:: What you have to do ::
When duplicating the records beneath this instruction, omit every picture and keep all else exact.

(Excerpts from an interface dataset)
+ + + + + + +
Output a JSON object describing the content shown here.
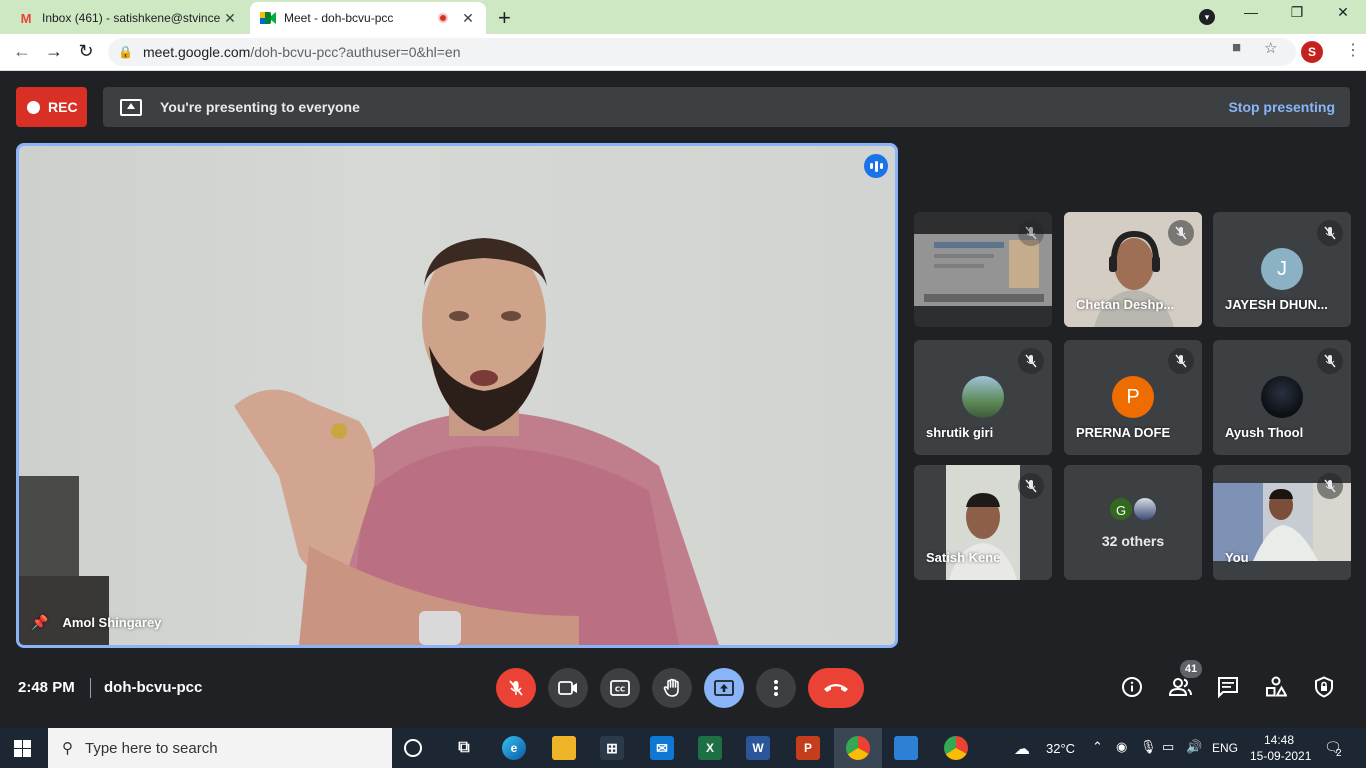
{
  "browser": {
    "tabs": [
      {
        "title": "Inbox (461) - satishkene@stvince",
        "favicon": "M",
        "active": false
      },
      {
        "title": "Meet - doh-bcvu-pcc",
        "favicon": "meet-icon",
        "active": true
      }
    ],
    "url_host": "meet.google.com",
    "url_path": "/doh-bcvu-pcc?authuser=0&hl=en",
    "profile_initial": "S"
  },
  "meet": {
    "rec_label": "REC",
    "presenting_text": "You're presenting to everyone",
    "stop_presenting": "Stop presenting",
    "main_speaker": "Amol Shingarey",
    "tiles": [
      {
        "name": "",
        "type": "screen"
      },
      {
        "name": "Chetan Deshp...",
        "type": "video"
      },
      {
        "name": "JAYESH DHUN...",
        "type": "avatar",
        "initial": "J",
        "color": "#8bb1c4"
      },
      {
        "name": "shrutik giri",
        "type": "photo"
      },
      {
        "name": "PRERNA DOFE",
        "type": "avatar",
        "initial": "P",
        "color": "#ef6c00"
      },
      {
        "name": "Ayush Thool",
        "type": "photo"
      },
      {
        "name": "Satish Kene",
        "type": "video"
      },
      {
        "name": "32 others",
        "type": "others",
        "initial": "G",
        "color": "#33691e"
      },
      {
        "name": "You",
        "type": "video"
      }
    ],
    "time": "2:48 PM",
    "meeting_code": "doh-bcvu-pcc",
    "participant_count": "41",
    "colors": {
      "accent": "#8ab4f8",
      "danger": "#ea4335",
      "surface": "#3c4043",
      "bg": "#202124"
    }
  },
  "taskbar": {
    "search_placeholder": "Type here to search",
    "weather": "32°C",
    "language": "ENG",
    "clock_time": "14:48",
    "clock_date": "15-09-2021",
    "notifications": "2"
  }
}
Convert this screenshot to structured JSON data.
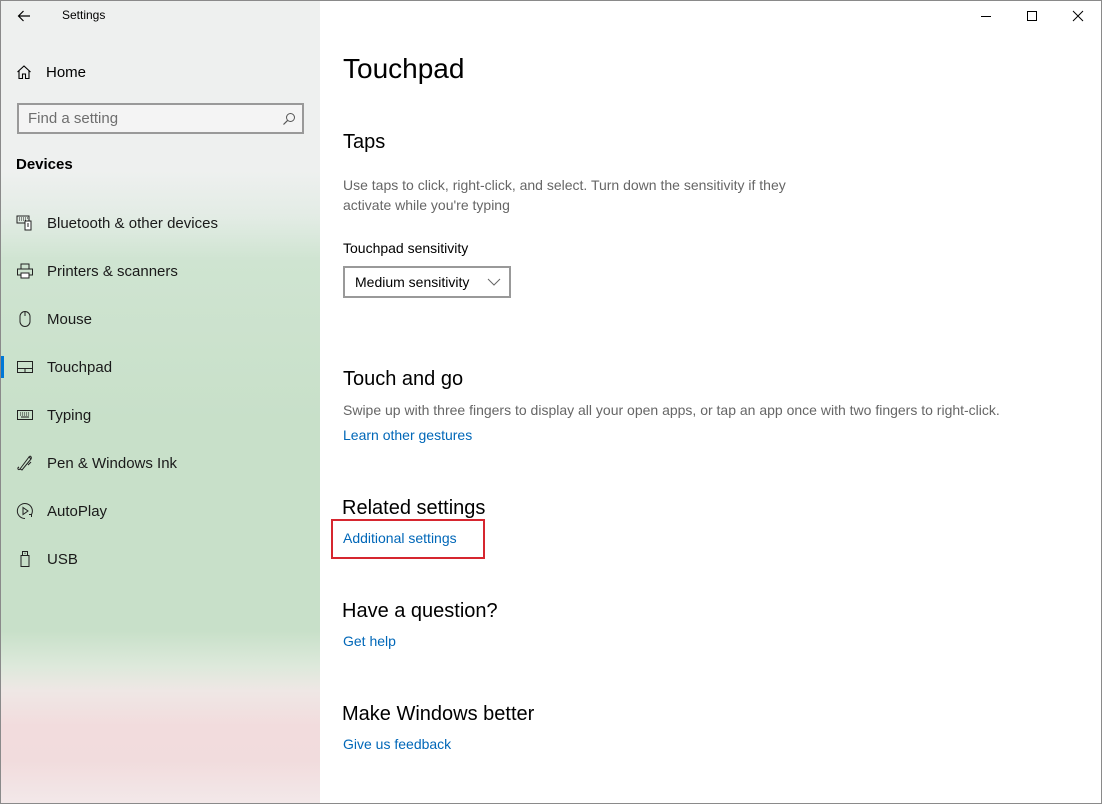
{
  "window": {
    "title": "Settings",
    "controls": {
      "minimize": "minimize",
      "maximize": "maximize",
      "close": "close"
    }
  },
  "sidebar": {
    "home_label": "Home",
    "search": {
      "placeholder": "Find a setting",
      "value": ""
    },
    "section_label": "Devices",
    "items": [
      {
        "label": "Bluetooth & other devices",
        "icon": "bluetooth-devices-icon",
        "selected": false
      },
      {
        "label": "Printers & scanners",
        "icon": "printer-icon",
        "selected": false
      },
      {
        "label": "Mouse",
        "icon": "mouse-icon",
        "selected": false
      },
      {
        "label": "Touchpad",
        "icon": "touchpad-icon",
        "selected": true
      },
      {
        "label": "Typing",
        "icon": "keyboard-icon",
        "selected": false
      },
      {
        "label": "Pen & Windows Ink",
        "icon": "pen-icon",
        "selected": false
      },
      {
        "label": "AutoPlay",
        "icon": "autoplay-icon",
        "selected": false
      },
      {
        "label": "USB",
        "icon": "usb-icon",
        "selected": false
      }
    ]
  },
  "main": {
    "page_title": "Touchpad",
    "taps": {
      "heading": "Taps",
      "description": "Use taps to click, right-click, and select. Turn down the sensitivity if they activate while you're typing",
      "sensitivity_label": "Touchpad sensitivity",
      "sensitivity_value": "Medium sensitivity"
    },
    "touch_and_go": {
      "heading": "Touch and go",
      "description": "Swipe up with three fingers to display all your open apps, or tap an app once with two fingers to right-click.",
      "link": "Learn other gestures"
    },
    "related": {
      "heading": "Related settings",
      "link": "Additional settings"
    },
    "question": {
      "heading": "Have a question?",
      "link": "Get help"
    },
    "feedback": {
      "heading": "Make Windows better",
      "link": "Give us feedback"
    }
  },
  "colors": {
    "accent": "#0078d7",
    "link": "#0067b8",
    "highlight": "#d6262f"
  }
}
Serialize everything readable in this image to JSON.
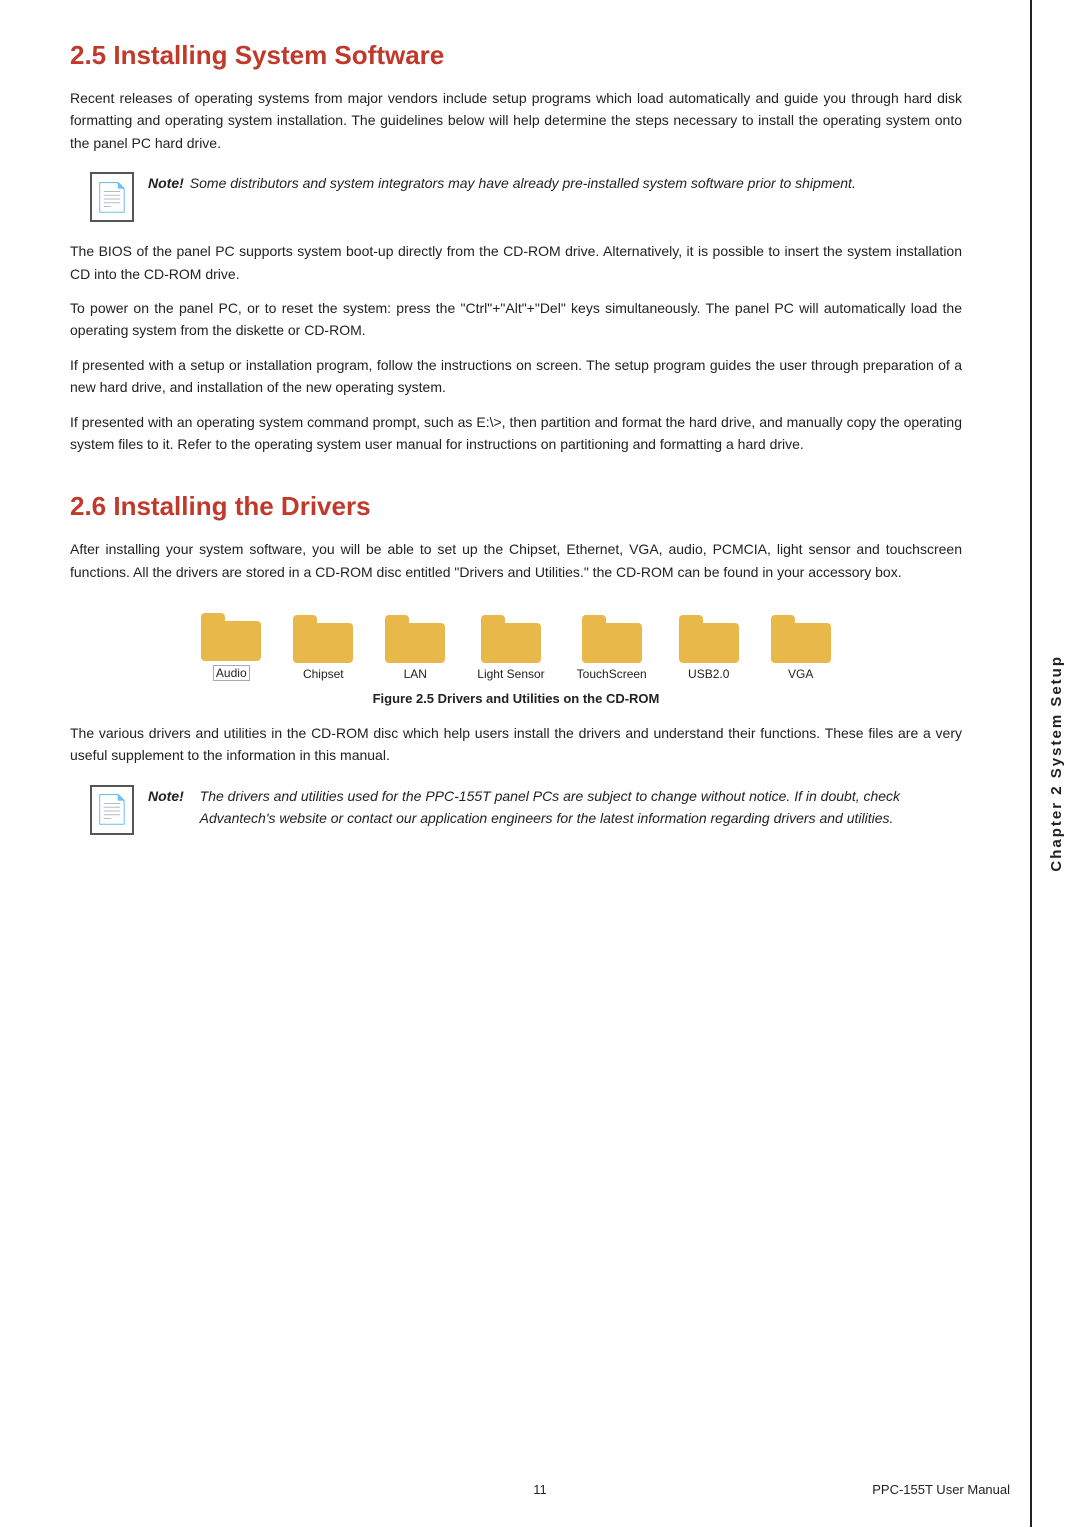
{
  "page": {
    "chapter_label": "Chapter 2  System Setup",
    "footer_page": "11",
    "footer_manual": "PPC-155T User Manual"
  },
  "section_25": {
    "heading": "2.5  Installing System Software",
    "para1": "Recent releases of operating systems from major vendors include setup programs which load automatically and guide you through hard disk formatting and operating system installation. The guidelines below will help determine the steps necessary to install the operating system onto the panel PC hard drive.",
    "note1_label": "Note!",
    "note1_text": "Some distributors and system integrators may have already pre-installed system software prior to shipment.",
    "para2": "The BIOS of the panel PC supports system boot-up directly from the CD-ROM drive. Alternatively, it is possible to insert the system installation CD into the CD-ROM drive.",
    "para3": "To power on the panel PC, or to reset the system: press the \"Ctrl\"+\"Alt\"+\"Del\" keys simultaneously. The panel PC will automatically load the operating system from the diskette or CD-ROM.",
    "para4": "If presented with a setup or installation program, follow the instructions on screen. The setup program guides the user through preparation of a new hard drive, and installation of the new operating system.",
    "para5": "If presented with an operating system command prompt, such as E:\\>, then partition and format the hard drive, and manually copy the operating system files to it. Refer to the operating system user manual for instructions on partitioning and formatting a hard drive."
  },
  "section_26": {
    "heading": "2.6  Installing the Drivers",
    "para1": "After installing your system software, you will be able to set up the Chipset, Ethernet, VGA, audio, PCMCIA, light sensor and touchscreen functions. All the drivers are stored in a CD-ROM disc entitled \"Drivers and Utilities.\"  the CD-ROM can be found in your accessory box.",
    "folders": [
      {
        "label": "Audio",
        "selected": true
      },
      {
        "label": "Chipset",
        "selected": false
      },
      {
        "label": "LAN",
        "selected": false
      },
      {
        "label": "Light Sensor",
        "selected": false
      },
      {
        "label": "TouchScreen",
        "selected": false
      },
      {
        "label": "USB2.0",
        "selected": false
      },
      {
        "label": "VGA",
        "selected": false
      }
    ],
    "figure_caption": "Figure 2.5 Drivers and Utilities on the CD-ROM",
    "para2": "The various drivers and utilities in the CD-ROM disc which help users install the drivers and understand their functions. These files are a very useful supplement to the information in this manual.",
    "note2_label": "Note!",
    "note2_text": "The drivers and utilities used for the PPC-155T panel PCs are subject to change without notice. If in doubt, check Advantech's website or contact our application engineers for the latest information regarding drivers and utilities."
  }
}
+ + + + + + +
:: Expected answer ::
Output a JSON object describing the content shown here.
{
  "browser": {
    "tabs": [
      {
        "title": "Inbox (461) - satishkene@stvince",
        "favicon": "M",
        "active": false
      },
      {
        "title": "Meet - doh-bcvu-pcc",
        "favicon": "meet-icon",
        "active": true
      }
    ],
    "url_host": "meet.google.com",
    "url_path": "/doh-bcvu-pcc?authuser=0&hl=en",
    "profile_initial": "S"
  },
  "meet": {
    "rec_label": "REC",
    "presenting_text": "You're presenting to everyone",
    "stop_presenting": "Stop presenting",
    "main_speaker": "Amol Shingarey",
    "tiles": [
      {
        "name": "",
        "type": "screen"
      },
      {
        "name": "Chetan Deshp...",
        "type": "video"
      },
      {
        "name": "JAYESH DHUN...",
        "type": "avatar",
        "initial": "J",
        "color": "#8bb1c4"
      },
      {
        "name": "shrutik giri",
        "type": "photo"
      },
      {
        "name": "PRERNA DOFE",
        "type": "avatar",
        "initial": "P",
        "color": "#ef6c00"
      },
      {
        "name": "Ayush Thool",
        "type": "photo"
      },
      {
        "name": "Satish Kene",
        "type": "video"
      },
      {
        "name": "32 others",
        "type": "others",
        "initial": "G",
        "color": "#33691e"
      },
      {
        "name": "You",
        "type": "video"
      }
    ],
    "time": "2:48 PM",
    "meeting_code": "doh-bcvu-pcc",
    "participant_count": "41",
    "colors": {
      "accent": "#8ab4f8",
      "danger": "#ea4335",
      "surface": "#3c4043",
      "bg": "#202124"
    }
  },
  "taskbar": {
    "search_placeholder": "Type here to search",
    "weather": "32°C",
    "language": "ENG",
    "clock_time": "14:48",
    "clock_date": "15-09-2021",
    "notifications": "2"
  }
}
Convert this screenshot to structured JSON data.
{
  "window": {
    "title": "Settings",
    "controls": {
      "minimize": "minimize",
      "maximize": "maximize",
      "close": "close"
    }
  },
  "sidebar": {
    "home_label": "Home",
    "search": {
      "placeholder": "Find a setting",
      "value": ""
    },
    "section_label": "Devices",
    "items": [
      {
        "label": "Bluetooth & other devices",
        "icon": "bluetooth-devices-icon",
        "selected": false
      },
      {
        "label": "Printers & scanners",
        "icon": "printer-icon",
        "selected": false
      },
      {
        "label": "Mouse",
        "icon": "mouse-icon",
        "selected": false
      },
      {
        "label": "Touchpad",
        "icon": "touchpad-icon",
        "selected": true
      },
      {
        "label": "Typing",
        "icon": "keyboard-icon",
        "selected": false
      },
      {
        "label": "Pen & Windows Ink",
        "icon": "pen-icon",
        "selected": false
      },
      {
        "label": "AutoPlay",
        "icon": "autoplay-icon",
        "selected": false
      },
      {
        "label": "USB",
        "icon": "usb-icon",
        "selected": false
      }
    ]
  },
  "main": {
    "page_title": "Touchpad",
    "taps": {
      "heading": "Taps",
      "description": "Use taps to click, right-click, and select. Turn down the sensitivity if they activate while you're typing",
      "sensitivity_label": "Touchpad sensitivity",
      "sensitivity_value": "Medium sensitivity"
    },
    "touch_and_go": {
      "heading": "Touch and go",
      "description": "Swipe up with three fingers to display all your open apps, or tap an app once with two fingers to right-click.",
      "link": "Learn other gestures"
    },
    "related": {
      "heading": "Related settings",
      "link": "Additional settings"
    },
    "question": {
      "heading": "Have a question?",
      "link": "Get help"
    },
    "feedback": {
      "heading": "Make Windows better",
      "link": "Give us feedback"
    }
  },
  "colors": {
    "accent": "#0078d7",
    "link": "#0067b8",
    "highlight": "#d6262f"
  }
}
Serialize everything readable in this image to JSON.
{
  "page": {
    "chapter_label": "Chapter 2  System Setup",
    "footer_page": "11",
    "footer_manual": "PPC-155T User Manual"
  },
  "section_25": {
    "heading": "2.5  Installing System Software",
    "para1": "Recent releases of operating systems from major vendors include setup programs which load automatically and guide you through hard disk formatting and operating system installation. The guidelines below will help determine the steps necessary to install the operating system onto the panel PC hard drive.",
    "note1_label": "Note!",
    "note1_text": "Some distributors and system integrators may have already pre-installed system software prior to shipment.",
    "para2": "The BIOS of the panel PC supports system boot-up directly from the CD-ROM drive. Alternatively, it is possible to insert the system installation CD into the CD-ROM drive.",
    "para3": "To power on the panel PC, or to reset the system: press the \"Ctrl\"+\"Alt\"+\"Del\" keys simultaneously. The panel PC will automatically load the operating system from the diskette or CD-ROM.",
    "para4": "If presented with a setup or installation program, follow the instructions on screen. The setup program guides the user through preparation of a new hard drive, and installation of the new operating system.",
    "para5": "If presented with an operating system command prompt, such as E:\\>, then partition and format the hard drive, and manually copy the operating system files to it. Refer to the operating system user manual for instructions on partitioning and formatting a hard drive."
  },
  "section_26": {
    "heading": "2.6  Installing the Drivers",
    "para1": "After installing your system software, you will be able to set up the Chipset, Ethernet, VGA, audio, PCMCIA, light sensor and touchscreen functions. All the drivers are stored in a CD-ROM disc entitled \"Drivers and Utilities.\"  the CD-ROM can be found in your accessory box.",
    "folders": [
      {
        "label": "Audio",
        "selected": true
      },
      {
        "label": "Chipset",
        "selected": false
      },
      {
        "label": "LAN",
        "selected": false
      },
      {
        "label": "Light Sensor",
        "selected": false
      },
      {
        "label": "TouchScreen",
        "selected": false
      },
      {
        "label": "USB2.0",
        "selected": false
      },
      {
        "label": "VGA",
        "selected": false
      }
    ],
    "figure_caption": "Figure 2.5 Drivers and Utilities on the CD-ROM",
    "para2": "The various drivers and utilities in the CD-ROM disc which help users install the drivers and understand their functions. These files are a very useful supplement to the information in this manual.",
    "note2_label": "Note!",
    "note2_text": "The drivers and utilities used for the PPC-155T panel PCs are subject to change without notice. If in doubt, check Advantech's website or contact our application engineers for the latest information regarding drivers and utilities."
  }
}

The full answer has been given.